By John Millington
“Chavez had not stolen an election. He didn’t have to. And now he is gone, we will never know if he ever would have done.”
One of the more bizarre and unintentionally funny comments by otherwise respected C4 journalist Jonathan Rugman sums up the absurdity of the anti-Chavez rhetoric currently being dumped across the media highways.
For the last 3 hours, I have submerged myself in the full spectrum of opinion on offer over the premature death of Venezuelan President Hugo Chavez.
For supporters and admirers which I happily admit to being one, the message largely is one of sadness, defiance and retelling of the achievements so far of the Bolivarian revolution.
Detractors on the other hand have cruelly taken to social media networks to either openly gloat at the President’s death or to rubbish his economic record with the usual barrage of pro-free market solutions which have clearly worked out so well in the Western “democratic” world.
No doubt these people are of the same ilk as the private media owners in Venezuela who repeatedly had “journalists” and broadcasters calling the elected president a “monkey” on live shows and calling on people to launch another coup de tat.
Of course they say there are two sides to every story.
But following Chavez’s death, there seems to be a strange “middle” of the road commentator who plays the role of moral arbiter, a kind of liberal compass that lets us know that: “Chavez did some good things but at the end of the day he was really deep down a despot.”
I can imagine this moral arbiter writing “Rest In Peace Chavez” on Twitter but deep down thinking: “Glad you are gone and oh – here is my chance to have a dig so no one follows your practical example again.”
Well known “liberal” critics of Chavez and the Bolivarian revolution, talk about his “dark side” and of human rights abuses quoting organisations like Amnesty and Human Rights Watch who have never had a good word to say any country taking a “socialist” path.
When you look at the detail of the claims, if indeed that is the unvarnished truth, they pale into practical insignificance next to well-known Western backed Latin American dictatorships of the past and the forced disappearance of tens of thousands under those regimes.
Reading between the lines of some of the comments, there is even a perverse pleasure being showcased around Chavez’s difficult death, with anti-Chavez commentator Rory Carroll saying: “No one imagined it would end like this.

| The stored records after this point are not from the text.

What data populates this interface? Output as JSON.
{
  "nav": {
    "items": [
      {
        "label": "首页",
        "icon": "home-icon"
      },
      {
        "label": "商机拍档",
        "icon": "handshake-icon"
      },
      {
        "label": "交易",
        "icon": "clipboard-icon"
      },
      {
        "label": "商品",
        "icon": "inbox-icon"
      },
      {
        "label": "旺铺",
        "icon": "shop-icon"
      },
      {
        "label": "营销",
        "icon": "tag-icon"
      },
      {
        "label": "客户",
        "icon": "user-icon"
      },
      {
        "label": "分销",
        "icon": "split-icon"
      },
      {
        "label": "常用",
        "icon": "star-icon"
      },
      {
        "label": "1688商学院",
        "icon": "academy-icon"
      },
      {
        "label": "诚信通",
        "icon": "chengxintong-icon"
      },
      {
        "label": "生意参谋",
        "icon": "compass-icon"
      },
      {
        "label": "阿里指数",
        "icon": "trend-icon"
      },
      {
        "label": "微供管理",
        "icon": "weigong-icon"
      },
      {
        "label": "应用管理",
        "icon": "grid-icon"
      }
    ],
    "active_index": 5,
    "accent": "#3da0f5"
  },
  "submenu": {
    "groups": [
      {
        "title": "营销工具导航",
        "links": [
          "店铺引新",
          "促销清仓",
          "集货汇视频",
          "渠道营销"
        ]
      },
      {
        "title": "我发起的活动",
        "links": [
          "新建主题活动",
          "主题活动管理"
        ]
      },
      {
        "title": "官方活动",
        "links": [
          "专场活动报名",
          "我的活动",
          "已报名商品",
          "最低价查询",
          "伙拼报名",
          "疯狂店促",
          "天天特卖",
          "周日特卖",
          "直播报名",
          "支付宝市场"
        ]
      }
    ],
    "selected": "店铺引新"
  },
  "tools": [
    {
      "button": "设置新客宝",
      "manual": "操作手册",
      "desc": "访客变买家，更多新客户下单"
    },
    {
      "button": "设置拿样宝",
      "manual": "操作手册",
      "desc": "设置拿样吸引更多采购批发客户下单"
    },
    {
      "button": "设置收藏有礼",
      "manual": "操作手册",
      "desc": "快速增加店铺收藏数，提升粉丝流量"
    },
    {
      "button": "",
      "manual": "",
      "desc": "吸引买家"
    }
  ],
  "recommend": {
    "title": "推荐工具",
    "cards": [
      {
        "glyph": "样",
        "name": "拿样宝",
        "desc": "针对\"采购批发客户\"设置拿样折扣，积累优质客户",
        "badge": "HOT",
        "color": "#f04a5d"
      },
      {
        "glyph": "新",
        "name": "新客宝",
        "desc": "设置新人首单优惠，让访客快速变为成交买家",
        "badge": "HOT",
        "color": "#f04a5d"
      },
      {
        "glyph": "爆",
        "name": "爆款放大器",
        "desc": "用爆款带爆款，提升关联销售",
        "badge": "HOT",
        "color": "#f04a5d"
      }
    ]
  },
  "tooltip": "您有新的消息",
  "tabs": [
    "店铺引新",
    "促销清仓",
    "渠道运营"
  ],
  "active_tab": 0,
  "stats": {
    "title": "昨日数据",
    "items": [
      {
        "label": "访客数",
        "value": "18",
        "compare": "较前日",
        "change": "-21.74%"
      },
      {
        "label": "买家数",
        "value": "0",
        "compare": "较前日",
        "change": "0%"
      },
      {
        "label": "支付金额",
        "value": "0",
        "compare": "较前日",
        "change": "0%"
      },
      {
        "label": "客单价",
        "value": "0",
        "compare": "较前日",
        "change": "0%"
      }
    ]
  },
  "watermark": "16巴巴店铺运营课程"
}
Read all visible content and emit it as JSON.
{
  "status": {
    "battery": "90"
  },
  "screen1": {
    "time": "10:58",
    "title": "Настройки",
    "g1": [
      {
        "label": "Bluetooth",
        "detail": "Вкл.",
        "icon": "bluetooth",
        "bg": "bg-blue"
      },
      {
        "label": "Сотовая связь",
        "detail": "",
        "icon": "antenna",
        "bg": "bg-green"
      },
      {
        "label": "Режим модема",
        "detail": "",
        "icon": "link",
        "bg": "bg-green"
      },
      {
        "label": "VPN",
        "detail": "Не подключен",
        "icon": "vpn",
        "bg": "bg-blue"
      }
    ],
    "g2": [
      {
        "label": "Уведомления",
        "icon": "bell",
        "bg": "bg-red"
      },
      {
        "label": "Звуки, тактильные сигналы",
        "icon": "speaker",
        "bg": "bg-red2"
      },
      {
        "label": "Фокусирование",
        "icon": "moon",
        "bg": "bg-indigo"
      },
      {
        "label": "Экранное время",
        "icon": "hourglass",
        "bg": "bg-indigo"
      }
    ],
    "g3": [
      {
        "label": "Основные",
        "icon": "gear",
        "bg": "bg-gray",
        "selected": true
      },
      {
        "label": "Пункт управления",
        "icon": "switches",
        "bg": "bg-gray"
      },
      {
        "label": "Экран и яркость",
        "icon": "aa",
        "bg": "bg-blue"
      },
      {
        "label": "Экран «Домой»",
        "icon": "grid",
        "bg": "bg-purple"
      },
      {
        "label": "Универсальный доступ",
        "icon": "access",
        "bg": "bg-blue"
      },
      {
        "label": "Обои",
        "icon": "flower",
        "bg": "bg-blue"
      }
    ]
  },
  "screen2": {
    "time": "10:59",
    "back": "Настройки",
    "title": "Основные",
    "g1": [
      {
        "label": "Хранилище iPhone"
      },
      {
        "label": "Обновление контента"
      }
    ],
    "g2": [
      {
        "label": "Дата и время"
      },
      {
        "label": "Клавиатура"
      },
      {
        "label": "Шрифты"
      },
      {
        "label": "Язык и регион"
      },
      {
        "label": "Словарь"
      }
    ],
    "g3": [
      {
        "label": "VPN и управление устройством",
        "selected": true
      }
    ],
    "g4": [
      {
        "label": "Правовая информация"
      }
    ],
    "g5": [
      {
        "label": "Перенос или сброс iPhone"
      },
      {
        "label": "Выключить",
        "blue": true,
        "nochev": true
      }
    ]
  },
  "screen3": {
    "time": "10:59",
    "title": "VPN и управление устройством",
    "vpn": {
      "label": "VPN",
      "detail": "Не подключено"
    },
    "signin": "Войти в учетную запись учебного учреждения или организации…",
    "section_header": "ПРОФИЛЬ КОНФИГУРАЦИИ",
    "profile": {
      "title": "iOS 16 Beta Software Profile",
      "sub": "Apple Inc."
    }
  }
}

A ravaged body, a hospital bed, a shroud of silence, invisible.”
“Hugo Chavez’s life blazed drama, a command performance, and friend and foe alike always envisaged an operatic finale.”
There is of course nothing wrong with reasoned criticism and President Chavez like any public figure is not immune to this.

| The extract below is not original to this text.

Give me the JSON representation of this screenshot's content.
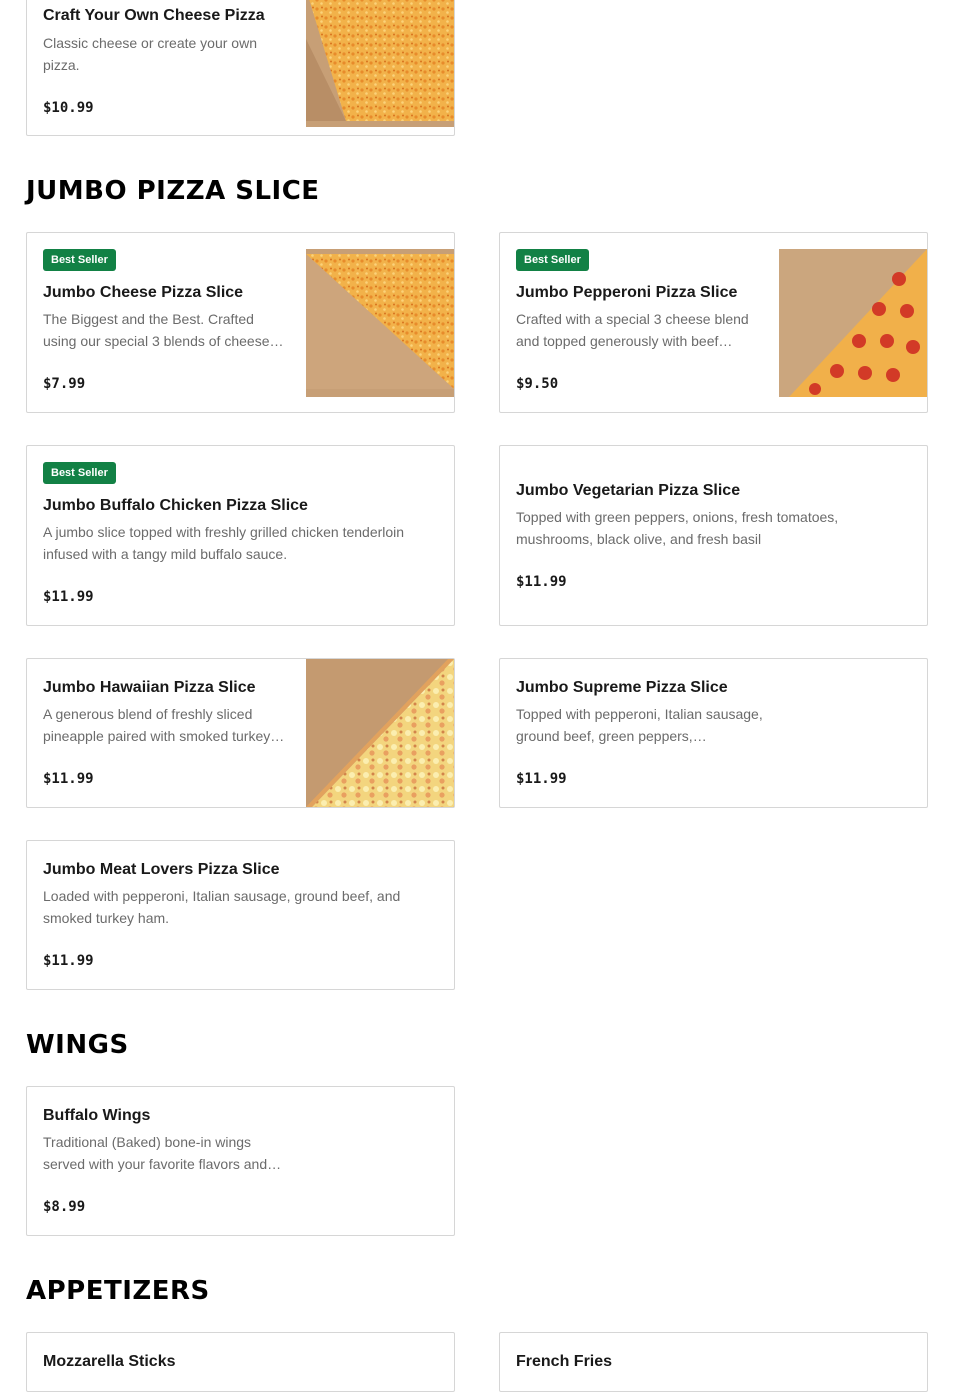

But what is the context of this criticism?
Where is it meant to lead?
And what narrative does it hope to inspire?
In short whose class interests does it serve?

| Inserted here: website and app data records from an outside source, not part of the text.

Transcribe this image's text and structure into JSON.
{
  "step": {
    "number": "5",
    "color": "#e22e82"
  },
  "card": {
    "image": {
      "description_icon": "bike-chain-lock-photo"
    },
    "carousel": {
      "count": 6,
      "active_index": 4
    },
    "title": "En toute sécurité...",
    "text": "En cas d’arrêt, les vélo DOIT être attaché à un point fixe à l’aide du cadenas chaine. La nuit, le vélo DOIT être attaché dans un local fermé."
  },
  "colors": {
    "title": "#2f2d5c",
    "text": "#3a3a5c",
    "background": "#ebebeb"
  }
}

Given the political and economic pressure on Venezuela from the US, Chavez’s measures to protect the revolution and his constitutional duty to those who elected him were mild by historical standards.
He made alliances with many leaders of many countries some of whom have a totally opposed view on social justice.
This was for trade, geo-political defence and a mutually respectful foreign policy based on diplomacy rather than military might.
It doesn’t matter to this liberal “moral arbiter” that the Bolivarian revolution wiped out illiteracy in Venezuela, gave women increased participation and rights, new labour laws and vast improvements in living standards.
All these things he can take for granted because he has never struggled, never fallen on hard times, believes he never will and likes things just as they are.
But beyond Chavez’s real identifiable achievements, regardless of any short term economic problems in Venezuela as a result of the global downturn, the legacy of Hugo Chavez is immeasurable.
He is and will be remembered by millions in Latin America and millions of other poor and dispossessed peoples throughout the world as their class warrior, someone who wasn’t afraid to offend the King of Spain, to make a fool of George W Bush and to laugh sing and joke with people.
More than likely he will achieve iconic status in the years to come and be mentioned in the same breath as Lenin, Fidel Castro and Che Guevara when people are struggling for better living conditions, and revolutionary change.
None of this will matter to the “liberal” commentator of course who will continue to watch the world go by, supping on his Starbucks, denouncing the worst excesses of neo-liberalism but always ready to lend a hand to keep uppity workers and their allies in check if they dare one day present a real challenge to it.
As the ironic song, “Love me, I’m a liberal” by folk singer Phil Ochs goes: “I attend civil rights meetings but don’t talk about revolution. That’s going a little too far.”